# DATA FOR REVIEW

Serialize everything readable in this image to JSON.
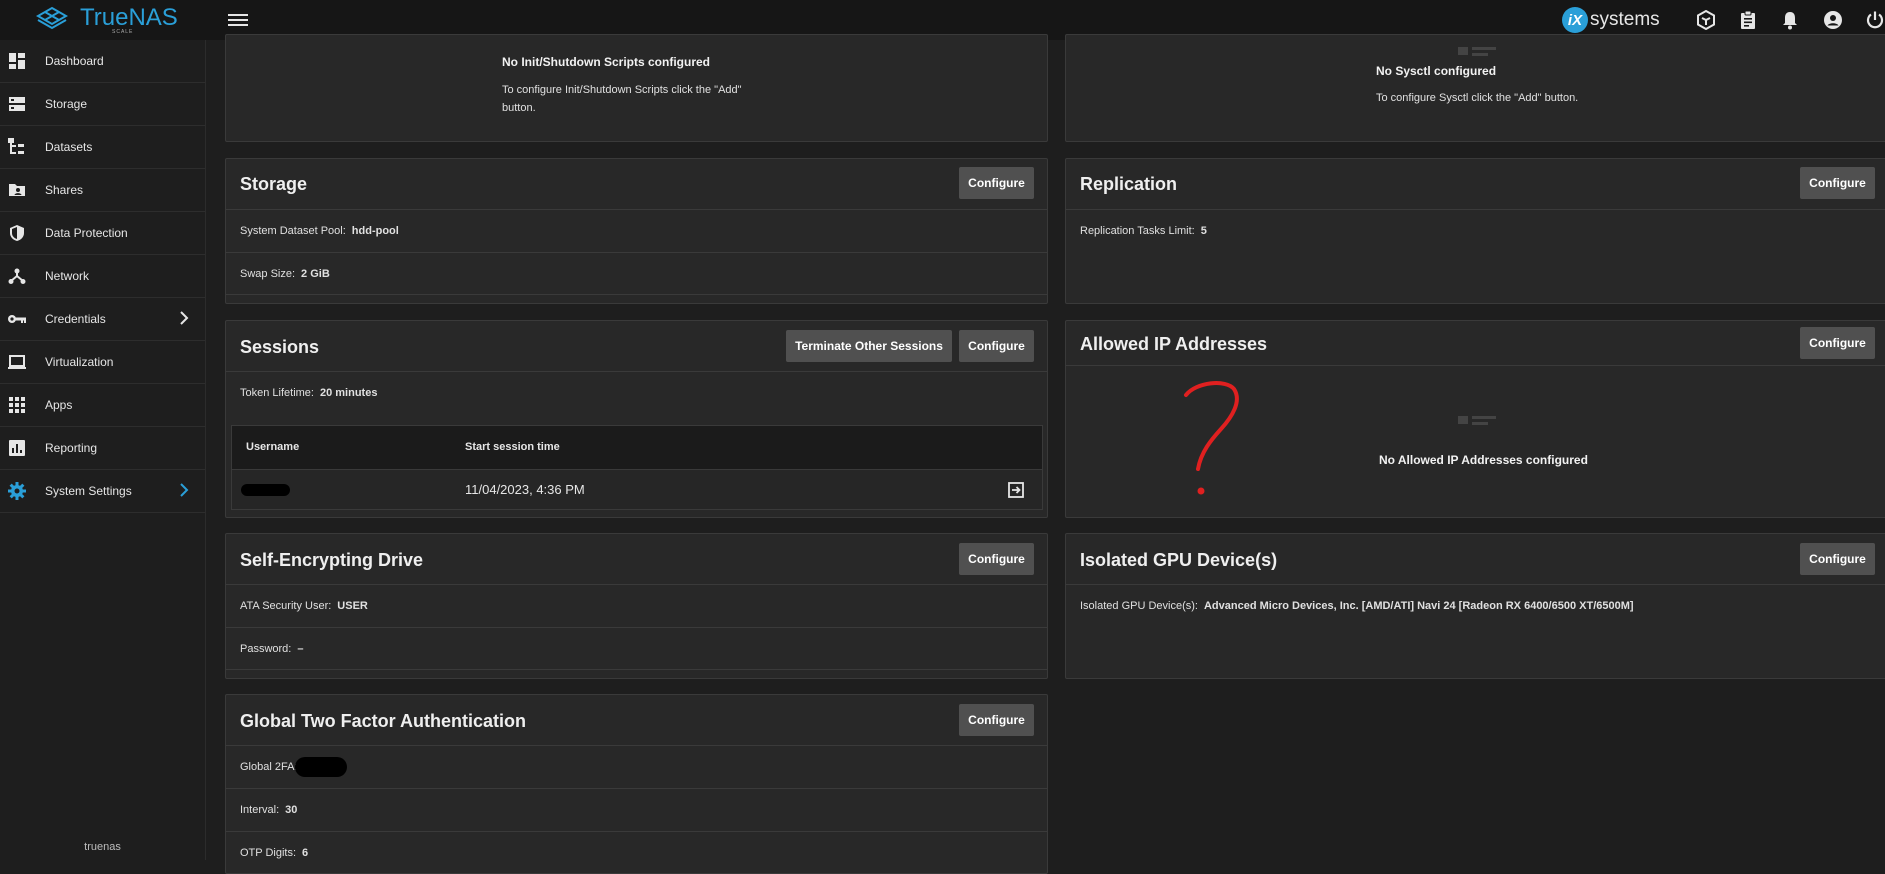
{
  "topbar": {
    "logo_text": "TrueNAS",
    "logo_subtext": "SCALE",
    "vendor_logo_mark": "iX",
    "vendor_logo_text": "systems",
    "icons": [
      "truecommand-icon",
      "clipboard-icon",
      "bell-icon",
      "account-icon",
      "power-icon"
    ]
  },
  "sidebar": {
    "items": [
      {
        "label": "Dashboard",
        "icon": "dashboard-icon"
      },
      {
        "label": "Storage",
        "icon": "storage-icon"
      },
      {
        "label": "Datasets",
        "icon": "datasets-icon"
      },
      {
        "label": "Shares",
        "icon": "shares-icon"
      },
      {
        "label": "Data Protection",
        "icon": "shield-icon"
      },
      {
        "label": "Network",
        "icon": "network-icon"
      },
      {
        "label": "Credentials",
        "icon": "key-icon"
      },
      {
        "label": "Virtualization",
        "icon": "laptop-icon"
      },
      {
        "label": "Apps",
        "icon": "apps-icon"
      },
      {
        "label": "Reporting",
        "icon": "reporting-icon"
      },
      {
        "label": "System Settings",
        "icon": "gear-icon"
      }
    ],
    "hostname": "truenas",
    "accent_color": "#2a9fd8"
  },
  "init_scripts": {
    "empty_title": "No Init/Shutdown Scripts configured",
    "empty_text": "To configure Init/Shutdown Scripts click the \"Add\" button."
  },
  "sysctl": {
    "empty_title": "No Sysctl configured",
    "empty_text": "To configure Sysctl click the \"Add\" button."
  },
  "storage": {
    "title": "Storage",
    "configure_label": "Configure",
    "pool_label": "System Dataset Pool:",
    "pool_value": "hdd-pool",
    "swap_label": "Swap Size:",
    "swap_value": "2 GiB"
  },
  "replication": {
    "title": "Replication",
    "configure_label": "Configure",
    "limit_label": "Replication Tasks Limit:",
    "limit_value": "5"
  },
  "sessions": {
    "title": "Sessions",
    "terminate_label": "Terminate Other Sessions",
    "configure_label": "Configure",
    "token_label": "Token Lifetime:",
    "token_value": "20 minutes",
    "col_username": "Username",
    "col_start": "Start session time",
    "rows": [
      {
        "start": "11/04/2023, 4:36 PM"
      }
    ]
  },
  "allowed_ip": {
    "title": "Allowed IP Addresses",
    "configure_label": "Configure",
    "empty_title": "No Allowed IP Addresses configured"
  },
  "sed": {
    "title": "Self-Encrypting Drive",
    "configure_label": "Configure",
    "user_label": "ATA Security User:",
    "user_value": "USER",
    "password_label": "Password:",
    "password_value": "–"
  },
  "gpu": {
    "title": "Isolated GPU Device(s)",
    "configure_label": "Configure",
    "device_label": "Isolated GPU Device(s):",
    "device_value": "Advanced Micro Devices, Inc. [AMD/ATI] Navi 24 [Radeon RX 6400/6500 XT/6500M]"
  },
  "twofa": {
    "title": "Global Two Factor Authentication",
    "configure_label": "Configure",
    "global_label": "Global 2FA:",
    "interval_label": "Interval:",
    "interval_value": "30",
    "otp_label": "OTP Digits:",
    "otp_value": "6"
  },
  "annotation": {
    "mark": "?",
    "color": "#e02020"
  }
}
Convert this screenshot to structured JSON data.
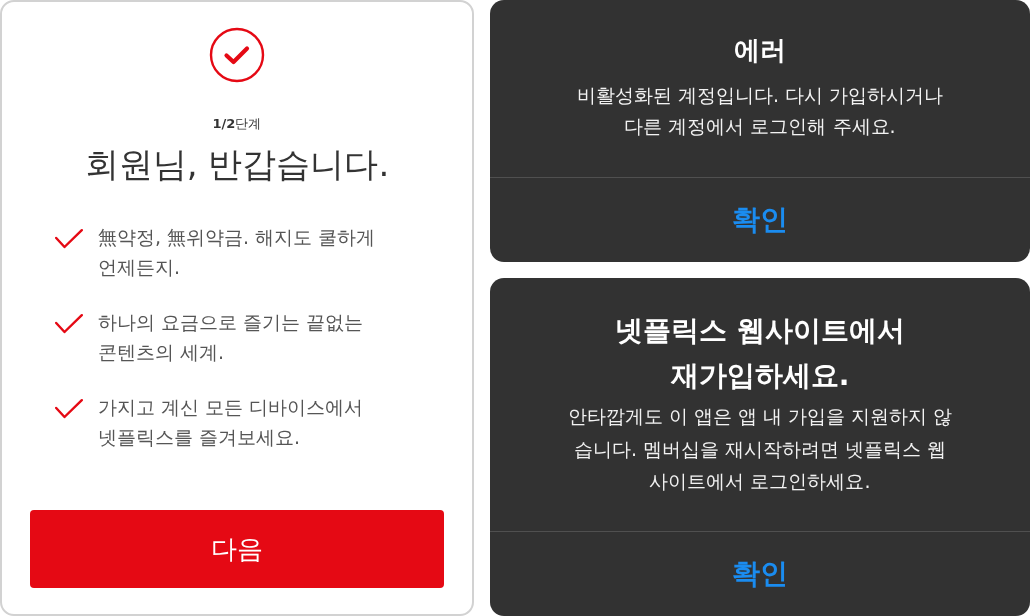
{
  "signup_card": {
    "step": "**1/2**단계",
    "title": "회원님, 반갑습니다.",
    "benefits": [
      {
        "text": "無약정, 無위약금. 해지도 쿨하게\n언제든지."
      },
      {
        "text": "하나의 요금으로 즐기는 끝없는\n콘텐츠의 세계."
      },
      {
        "text": "가지고 계신 모든 디바이스에서\n넷플릭스를 즐겨보세요."
      }
    ],
    "next_button": "다음"
  },
  "dialogs": [
    {
      "title": "에러",
      "message": "비활성화된 계정입니다. 다시 가입하시거나\n다른 계정에서 로그인해 주세요.",
      "button": "확인"
    },
    {
      "title": "넷플릭스 웹사이트에서\n재가입하세요.",
      "message": "안타깝게도 이 앱은 앱 내 가입을 지원하지 않\n습니다. 멤버십을 재시작하려면 넷플릭스 웹\n사이트에서 로그인하세요.",
      "button": "확인"
    }
  ]
}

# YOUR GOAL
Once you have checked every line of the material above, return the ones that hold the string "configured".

# WRITTEN ANSWER
    "empty_title": "No Init/Shutdown Scripts configured",
    "empty_title": "No Sysctl configured",
    "empty_title": "No Allowed IP Addresses configured"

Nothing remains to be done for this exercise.